RETURN OF WRECKS
Stranded – total loss
Master blamed for wreck. Loss believed to have been caused either by drunkenness (as in the case of “Marwell”, lost by him on Tiri Tiri about 3 years ago, and for which his certificate of service was taken away) or from a desire to show off the capabilities of his vessel, which had the reputation of being a smart sailor.
This is a little harsh!
A more accurate account of the loss of the 'Sea Breeze' appeared in the local papers-
The brig Moa, which arrived in Melbourne on December 22 from Starbuck Island, brought on the captain, mate, and several of the crew of the schooner Sea Breeze, of Auckland, which was lost at Starbuck Island. The following is the report of the log of the schooner : — "Star buck Island, 31st October, 1871 —We, the undersigned, report as follows regarding the loss of the schooner Sea Breeze, on Starbuck Island : At 1 p.m., 28th October, the schooner hove up her anchors, and was hauling off the mooring buoy, when the hauling line parted; made sail, and stood back to the island, and kept plying backwards and forwards, waiting for letters and bill of lading, with the wind E.S.E. fresh, and standing in on the starboard tack ; missed stays and went ashore at half-past 2 p.m. , where she now lies a wreck. When Captain Austen found the schooner would not come round, he kept his square canvas aback in hopes she would go astern, but the heavy rollers took charge of her, and hove her on the rocks before there was time to do anything. We ran a line from the brig Moa, but by the time we reached the schooner she was bilged, and the sea breaking over her. We have no hesitation in saying that Captain Austen is free from all blame regarding the loss of the schooner Sea Breeze; he did all any seaman could do to save his ship. The only cause we can attribute for the loss of the Sea Breeze, in our opinion, was the heavy rollers on the N. W. end of the island, where at all times there is a roll, and once under the influence of such rollers there are little hopes but shipwreck. With difficulty the crew saved their clothes and some sails, which were torn dragging them through the reef. —Alexander Robertson, Master of brig Moa ; Charles Summers, late Master of brig Pfiel; Samuel Mully, Chief Mate of Sea Breeze."
Reading the shipping reports of the times you can't help but be struck by the number of wrecked vessels, the saddest ones are when the record simply states that the vessel departed a port and was never heard of again.

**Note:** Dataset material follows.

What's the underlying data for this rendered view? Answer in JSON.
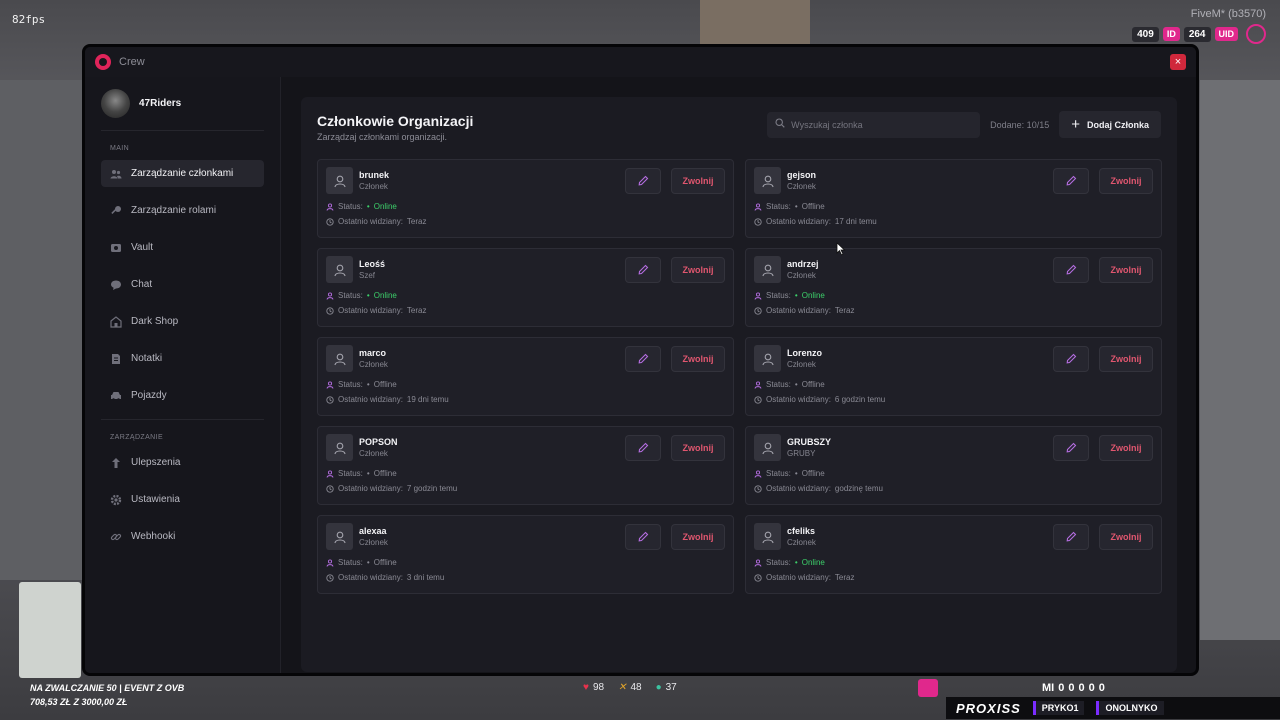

Captain John Austen lost the 'Reliance' in 1868; the 'Marwell' in 1870 and the 'Sea Breeze' in 1871. But he lived to sail another day.